To open the series of articles about the “typical Russian” gems one should honestly admit that although Russia always harbored love and respect for semiprecious and precious stones, nothing was mined there until mid-XVIII century, except for low-quality pearls from the rivers of Novgorod and Arkhangelsk provinces. That church controlled operation was massive and highly predatory in nature, so by the mid-XIX century the unfortunate northern pearl Margaritifera margaritifera was wiped out almost everywhere. That brought to a standstill the Russian tradition to decorate the frames of Orthodox icons and rich women’s garments with pearl embroidery.
As late as early XIX century Russia was still importing practically all semiprecious/precius stones, though the country was rich in deposits of an almost complete range of natural gemstones.
Rough and cut diamonds were no exception. This status quo could well continue for another century if not for a pure chance. In the summer of 1829 a 14 yr old serf Pasha Popov from the province of Perm was looking for gold in his pan on the western spur of the Ural Mountains when he found a 5x5 mm transparent stone. The stone was later identified as 0.5 carats diamond and brought freedom to the young prospector.
A similar incident took place again in 1866, but this time it was at the bank of Orange River in South Africa. Over there a lucky shepherd by the name of Erasmus Jacobson found a yellow 21.25 carat diamond. That find made it into history as the “Eureka” diamond. That discovery marked the beginning of the “diamond rush” that eventually raised Africa to the leading positions in mining diamonds, which it keeps until present.
So what was going on in Russia in the meantime? Well, nothing special. Numerous expeditions found separate samples in the Urals area, but no field with industrial deposits could be located.
The game changed dramatically in mid-XX century, when a genius of geology Larisa Popugaeva discovered the first primary diamond deposit of the USSR in Yakutia (Siberia). It was dubbed the “kimberlite pipe”.
Rough diamond in kimberlite-volcanic rock

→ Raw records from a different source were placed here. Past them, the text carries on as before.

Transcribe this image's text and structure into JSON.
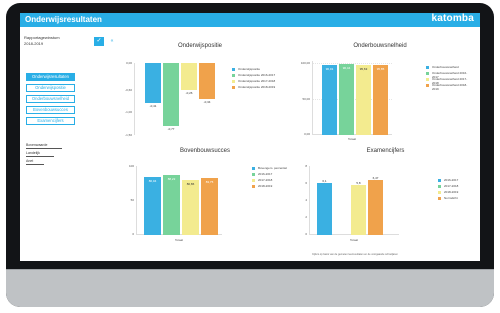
{
  "app": {
    "title": "Onderwijsresultaten",
    "logo": "katomba"
  },
  "sidebar": {
    "school_name": "Rapportagewinstum",
    "year": "2018-2019",
    "items": [
      {
        "label": "Onderwijsresultaten",
        "active": true
      },
      {
        "label": "Onderwijspositie",
        "active": false
      },
      {
        "label": "Onderbouwsnelheid",
        "active": false
      },
      {
        "label": "Bovenbouwsucces",
        "active": false
      },
      {
        "label": "Examencijfers",
        "active": false
      }
    ],
    "legend": [
      {
        "label": "Bovenwaarde",
        "fill": 0.72
      },
      {
        "label": "Landelijk",
        "fill": 0.55
      },
      {
        "label": "Anet",
        "fill": 0.35
      }
    ]
  },
  "toolbar": {
    "primary_icon": "check-icon",
    "secondary_icon": "expand-icon"
  },
  "colors": {
    "accent": "#29aee6",
    "blue": "#3ab0e2",
    "green": "#77d39a",
    "yellow": "#f3eb8f",
    "orange": "#f0a24b"
  },
  "charts": [
    {
      "title": "Onderwijspositie",
      "yticks": [
        "0,00",
        "-0,60",
        "-1,00",
        "-1,50"
      ],
      "xlabel": "Totaal",
      "legend": [
        "Onderwijspositie",
        "Onderwijspositie 2016-2017",
        "Onderwijspositie 2017-2018",
        "Onderwijspositie 2018-2019"
      ],
      "values": [
        "-0,41",
        "-0,77",
        "-0,26",
        "-0,34"
      ]
    },
    {
      "title": "Onderbouwsnelheid",
      "yticks": [
        "100,00",
        "50,00",
        "0,00"
      ],
      "xlabel": "Totaal",
      "legend": [
        "Onderbouwsnelheid",
        "Onderbouwsnelheid 2016-2017",
        "Onderbouwsnelheid 2017-2018",
        "Onderbouwsnelheid 2018-2019"
      ],
      "values": [
        "96,01",
        "96,44",
        "95,63",
        "95,85"
      ]
    },
    {
      "title": "Bovenbouwsucces",
      "yticks": [
        "100",
        "50",
        "0"
      ],
      "xlabel": "Totaal",
      "legend": [
        "Bovengem. percentiel",
        "2016-2017",
        "2017-2018",
        "2018-2019"
      ],
      "values": [
        "86,04",
        "88,22",
        "80,86",
        "83,75"
      ]
    },
    {
      "title": "Examencijfers",
      "yticks": [
        "8",
        "6",
        "4",
        "2",
        "0"
      ],
      "xlabel": "Totaal",
      "legend": [
        "2016-2017",
        "2017-2018",
        "2018-2019",
        "Normdicht"
      ],
      "values": [
        "6,1",
        "",
        "5,8",
        "6,47"
      ]
    }
  ],
  "footnote": "Cijfers op basis van de gemeten leerresultaten en de voorgaande schooljaren"
}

That event gave impulse to industrial-scale mining and cutting of that “king of the jewels” in Russia. New cutting facilities of Moscow, Smolensk, Vinnitsa, and Gomel earned an excellent reputation due to highest quality of their products and coined the new term for the international dictionary of jewelry brands: “Russian cut”. This term stands for the highest standard in diamond cutting that permits to reveal the true beauty of this stone.